One of the most overlooked factors in managing the symptoms of Attention Deficit Disorder (ADD) is that of dietary intervention. The ‘food piece’ can play a significant role in the manifestation of symptoms for this commonly diagnosed disorder in both children and adults. Addressing the foods in the diet that may be contributing to symptoms can be very beneficial in managing inattention. Knowing which foods to minimize and which foods to include in the diet can be very helpful for those who suffer from ADD. Here are some key dietary practices to consider for optimizing attention:
Eliminate artificial colors and flavors

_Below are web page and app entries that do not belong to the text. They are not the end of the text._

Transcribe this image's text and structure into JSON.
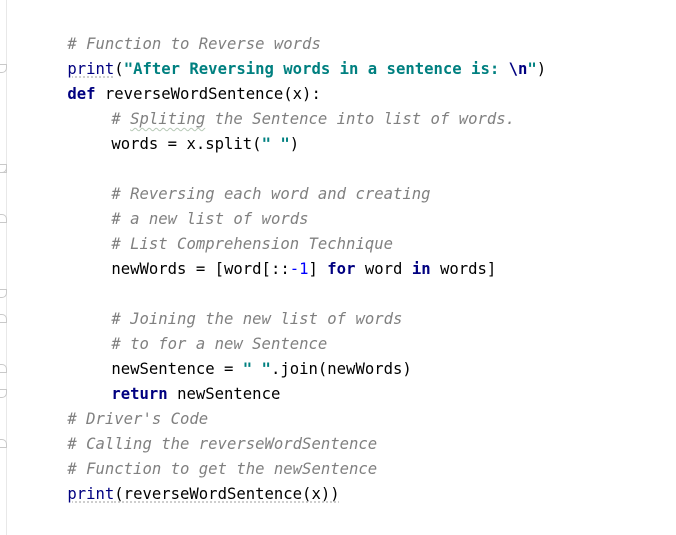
{
  "editor": {
    "lines": [
      {
        "comment": "# Function to Reverse words"
      },
      {
        "fn": "print",
        "open": "(",
        "str": "\"After Reversing words in a sentence is: ",
        "esc": "\\n",
        "strEnd": "\"",
        "close": ")"
      },
      {
        "kw": "def",
        "rest": " reverseWordSentence(x):"
      },
      {
        "comment_a": "# ",
        "comment_b": "Spliting",
        "comment_c": " the Sentence into list of words."
      },
      {
        "pre": "words = x.split(",
        "str": "\" \"",
        "post": ")"
      },
      {
        "blank": ""
      },
      {
        "comment": "# Reversing each word and creating"
      },
      {
        "comment": "# a new list of words"
      },
      {
        "comment": "# List Comprehension Technique"
      },
      {
        "a": "newWords = [word[::",
        "num": "-1",
        "b": "] ",
        "kw1": "for",
        "c": " word ",
        "kw2": "in",
        "d": " words]"
      },
      {
        "blank": ""
      },
      {
        "comment": "# Joining the new list of words"
      },
      {
        "comment": "# to for a new Sentence"
      },
      {
        "a": "newSentence = ",
        "str": "\" \"",
        "b": ".join(newWords)"
      },
      {
        "kw": "return",
        "rest": " newSentence"
      },
      {
        "comment": "# Driver's Code"
      },
      {
        "comment": "# Calling the reverseWordSentence"
      },
      {
        "comment": "# Function to get the newSentence"
      },
      {
        "fn": "print",
        "rest": "(reverseWordSentence(x))"
      }
    ]
  }
}
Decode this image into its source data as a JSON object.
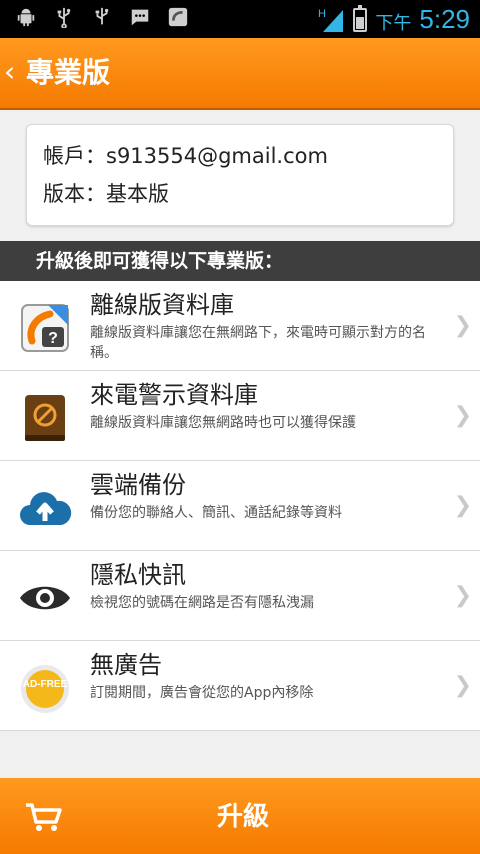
{
  "status_bar": {
    "ampm": "下午",
    "time": "5:29",
    "network": "H"
  },
  "action_bar": {
    "title": "專業版"
  },
  "account": {
    "account_line": "帳戶：s913554@gmail.com",
    "version_line": "版本：基本版"
  },
  "section_header": "升級後即可獲得以下專業版：",
  "features": [
    {
      "icon": "offline-database-icon",
      "title": "離線版資料庫",
      "desc": "離線版資料庫讓您在無網路下，來電時可顯示對方的名稱。"
    },
    {
      "icon": "warning-database-icon",
      "title": "來電警示資料庫",
      "desc": "離線版資料庫讓您無網路時也可以獲得保護"
    },
    {
      "icon": "cloud-upload-icon",
      "title": "雲端備份",
      "desc": "備份您的聯絡人、簡訊、通話紀錄等資料"
    },
    {
      "icon": "eye-icon",
      "title": "隱私快訊",
      "desc": "檢視您的號碼在網路是否有隱私洩漏"
    },
    {
      "icon": "ad-free-badge-icon",
      "title": "無廣告",
      "desc": "訂閱期間，廣告會從您的App內移除",
      "badge": "AD-FREE"
    }
  ],
  "bottom_bar": {
    "upgrade_label": "升級"
  },
  "colors": {
    "orange": "#f57a00",
    "dark_header": "#3e3e3e",
    "status_blue": "#33b5e5"
  }
}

Today’s food supply is filled with fake colors and flavors. Products are specifically marketed to appeal to our children, and as parents we often fall victim to these marketing tactics. Our bodies simply were not designed to break down these artificial ingredients and in the world of ADD, these chemical additives can contribute to learning and behavior problems, including inattentiveness. Opting for products that are free of artificial colors and flavors is an important part of managing ADD symptoms.
Other food additives include preservatives that serve the purpose of increasing the shelf life of food products. Unfortunately, many of these preservatives have been linked to various health conditions including that of ADD. Refraining from unnatural ingredients used to preserve food products is another healthy practice for everyone, especially those with ADD.
Include healthy fats
Contrary to what some people believe, we need fats in our diet. However, getting the right kind of fats is crucial. Processed foods often contain unhealthy fats or trans fats, scientifically linked to disease states and certainly not helpful in promoting brain function. Including healthy fats like fish oils, flax seed, avocado and olive oil in the diet is an important way to support the brain and optimize attention.
Watch refined sugar intake
Often those with ADD tend to gravitate towards carbohydrates and sugary foods. These food choices are definitely not ‘thinker helpers’ but quite the opposite. Sugar,